On the Way Together: Resources for Addressing Mental Health
The Saint Paul Area Synod is pleased to announce receipt of a grant from ELCA Disability Ministries to expand access to educational opportunities for our rostered ministers around mental health. These are live concerns in every ministry context, and clergy are often the first point of contact. These grants are designed to help you and your congregation stay current with lay education about mental health.
Our grant creates a resource pool for mini-grants to our rostered ministers, and centers on this set of learning goals:
- Rostered and lay leaders learning together: Because rostered ministers and their congregants share in the work of being a community marked by dignity, justice, and care for one another, the pastor or deacon would be required to participate with at least one lay leader from their congregation, whose registration would also be covered by the grant.
- Learning to teach: The attendees will develop a plan for how to share what they learn with their congregation. (This could take a variety of forms: sharing resources; facilitating conversations with youth, adults or across generations; developing resources for worship; making a covenant as a community to talk more openly; hosting listening sessions to learn from people living with mental illnesses; learning how to advocate for more robust mental health care, etc.)
- Connections between congregations: We often talk about our life in the Saint Paul Area Synod in terms of the Greek meaning of the word “synod”—on the way together. Part of what it means to be synod, then, is to share our journeys with one another. The final piece of this grant would be plan how you will share what your congregation learned and is learning, sharing resources so others can learn from your experience. This could be done as a blog post or brief video wrap-up posted to the synod's website, a Zoom call or other idea. Our goal is to become a more aware, more just, more connected community of faith.
There are numerous potential scenarios for mental health training in our area. For example, a faith community might attend a workshop, contract with an organization or professional to present a workshop or a series of Zoom conversations with interested members and staff, or host conversations based on a book. This year's pandemic, economic and societal concerns have heightened the need for mental health resources in congregations. In light of that, applications can also be made to have a pastoral care or counseling professional work directly with a congregation, tailoring the learning to the specific congregation related to trauma, grief, etc.
As you begin to plan your grant project, you may wish to consider these potential resources:
How to Apply:
Applications for grant funds must be submitted under the name of a rostered minister on the synod's active roster. A successful application for grant funds will include:
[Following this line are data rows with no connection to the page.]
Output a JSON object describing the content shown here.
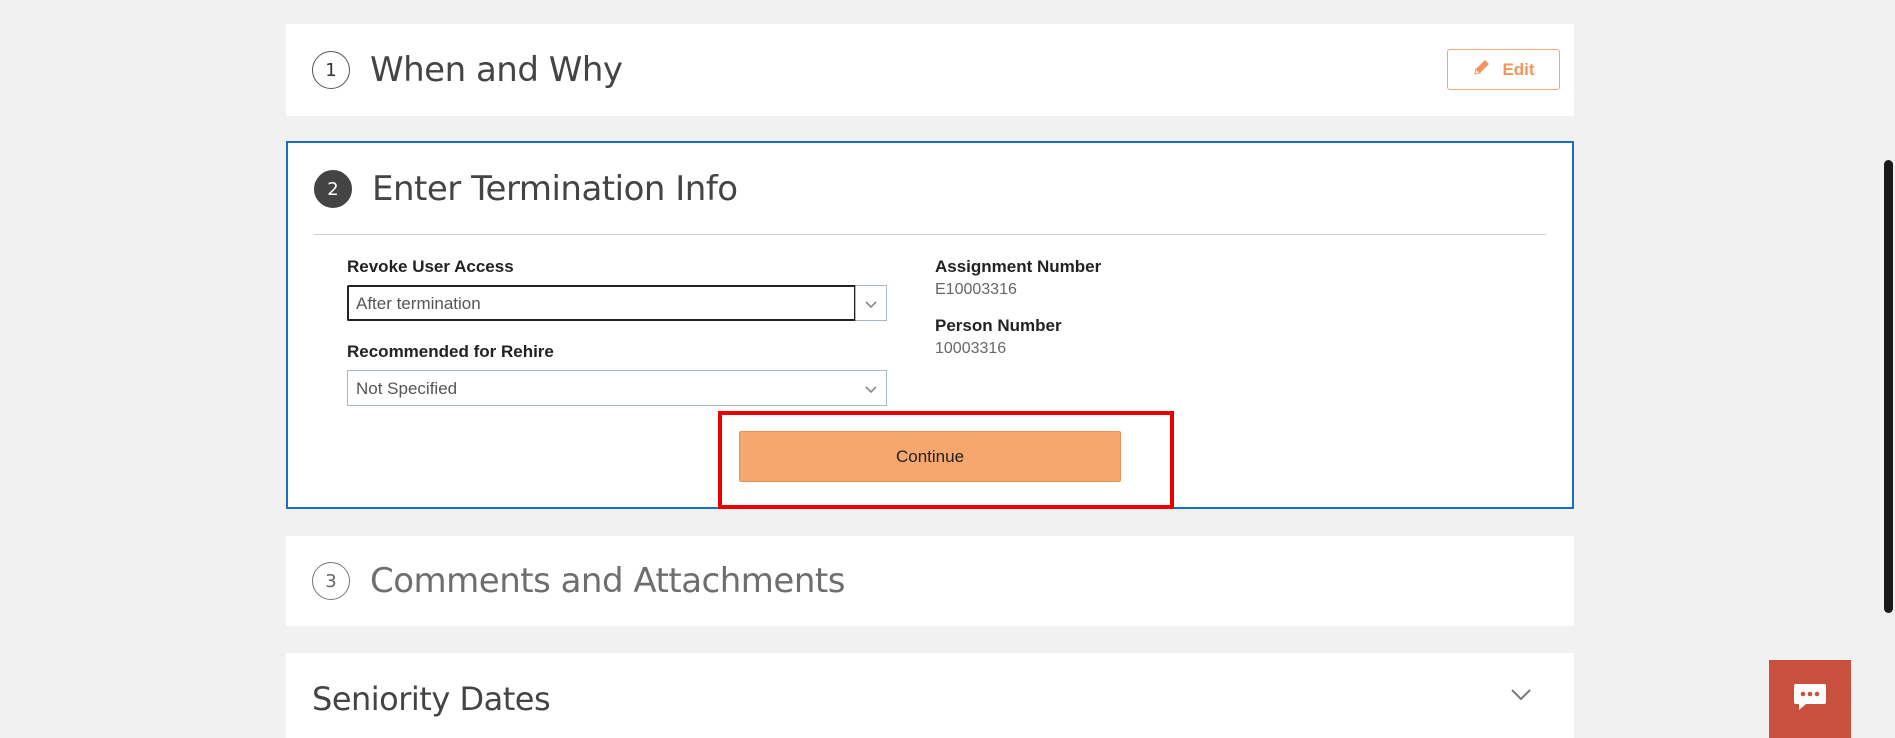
{
  "steps": [
    {
      "number": "1",
      "title": "When and Why",
      "edit_label": "Edit"
    },
    {
      "number": "2",
      "title": "Enter Termination Info"
    },
    {
      "number": "3",
      "title": "Comments and Attachments"
    }
  ],
  "termination_info": {
    "revoke_access": {
      "label": "Revoke User Access",
      "value": "After termination"
    },
    "rehire": {
      "label": "Recommended for Rehire",
      "value": "Not Specified"
    },
    "assignment_number": {
      "label": "Assignment Number",
      "value": "E10003316"
    },
    "person_number": {
      "label": "Person Number",
      "value": "10003316"
    },
    "continue_label": "Continue"
  },
  "seniority": {
    "title": "Seniority Dates"
  },
  "colors": {
    "accent_orange": "#f5a76d",
    "active_border": "#1a6fc4",
    "highlight": "#ee0000",
    "chat_button": "#c8503c"
  },
  "icons": {
    "edit": "pencil-icon",
    "dropdown": "chevron-down-icon",
    "expand": "chevron-down-icon",
    "chat": "chat-bubble-icon"
  }
}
- name and contact information for the primary contact (rostered minister)
- amount requested (up to $500)
- a description of the proposed content
- the cost of the training/workshop
- any costs associated with sharing the learning with the congregation
- comments on how you plan to achieve each of the learning goals listed above
Note: Grant plans may be subject to further conversation with synod staff.
SUBMIT APPLICATIONS TO:
Michael Gold in the synod office: firstname.lastname@example.org
Questions? Call 651-224-4313
A Final Note:
As we deepen our commitment to being a synod that learns together, these mini-grants will help raise awareness and reduce stigma, which also leads to more connectedness, less isolation and shame, and, ultimately, healthier congregations. There is so much that a grant like this cannot address, but it is a start. It can help bring the gifts of openness, connectedness and hope to communities.
As the ELCA's social statement, The Body of Christ and Mental Illness (2011) puts it: “Individually and collectively, ELCA members have the power to proclaim God’s love, fight for justice, give care, and change the way people with mental illness are treated.” We are on the way together.